The international media has united in a chorus to kvetch that the IDF isn't letting them into Gaza, so they can't do their job.
The Israeli journalists aren't being let in either, by the way.
And yet, and yet. I recommend that you go visit the website of Haaretz, and read whatever you find there under the byline of Avi Yissacharoff. These days he's writing at least two articles a day, and they're all informative and interesting, as always with him. They're good, however, not only because he's a talented professional, but mostly because he has excellent sources, and also he understands what they tell him, both because his Arabic is perfect and because he's been around for a while and can pick up subtleties and innuendo.
It turns out that if you're a top-notch reporter, and you do your homework steadily over many years, you can keep on doing your job even under unfortunate circumstances such as not being allowed into a war zone. You can use the telephone, for example, and talk to all sorts of people, because you know them and they know you; you can cross reference their stories with those of other people whose phone numbers you also know.

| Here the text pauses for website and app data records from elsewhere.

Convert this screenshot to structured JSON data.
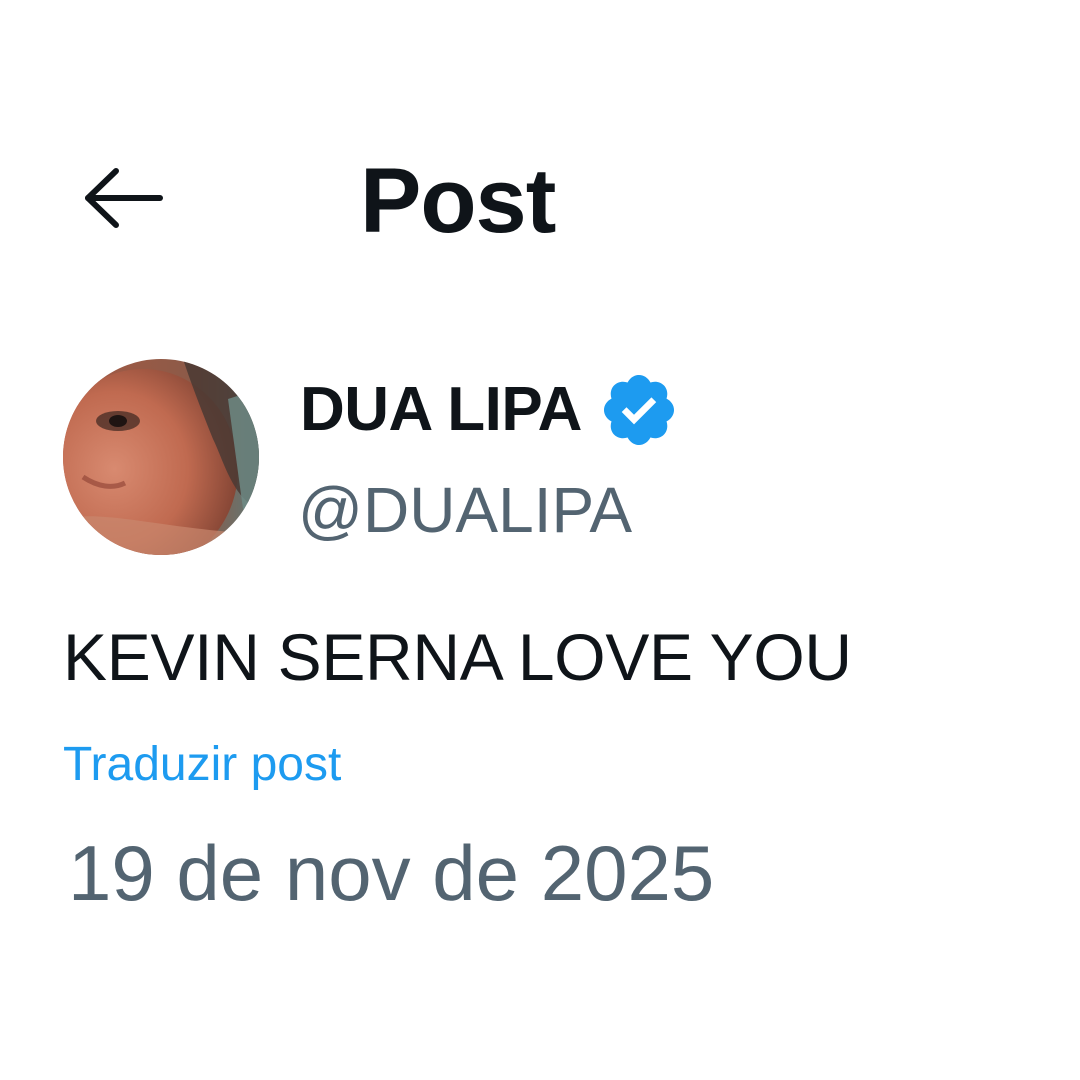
{
  "header": {
    "back_icon": "arrow-left-icon",
    "title": "Post"
  },
  "post": {
    "author": {
      "display_name": "DUA LIPA",
      "handle": "@DUALIPA",
      "verified": true,
      "verified_icon": "verified-badge-icon",
      "avatar": "profile-photo"
    },
    "text": "KEVIN SERNA LOVE YOU",
    "translate_label": "Traduzir post",
    "date": "19 de nov de 2025"
  },
  "colors": {
    "text_primary": "#0f1419",
    "text_secondary": "#536471",
    "accent": "#1d9bf0",
    "background": "#ffffff"
  }
}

If, on the other hand, you're an internationally recognized reporter for a brand-name media outlet and you've just flown in this week, you're staying at the American Colony hotel in Jerusalem, you don't know the languages and certainly know no regular people who could answer your phone calls, and you're mighty exasperated at the unhelpfulness of the Israeli authorities - well, I'd say you only have yourself to blame. But that wouldn't be correct. Parts of the blame should go to your editors, and even more of it should go to the public which is willing to go along with your charade.
Postscript: Amira Hass, also at Haaretz, is doing the same as Yissacharoff and for the same reasons. Now I'm not recommending you get too carried away by the content of what she writes, mind you, but I recognize a professional when I see one. And when I don't, of course.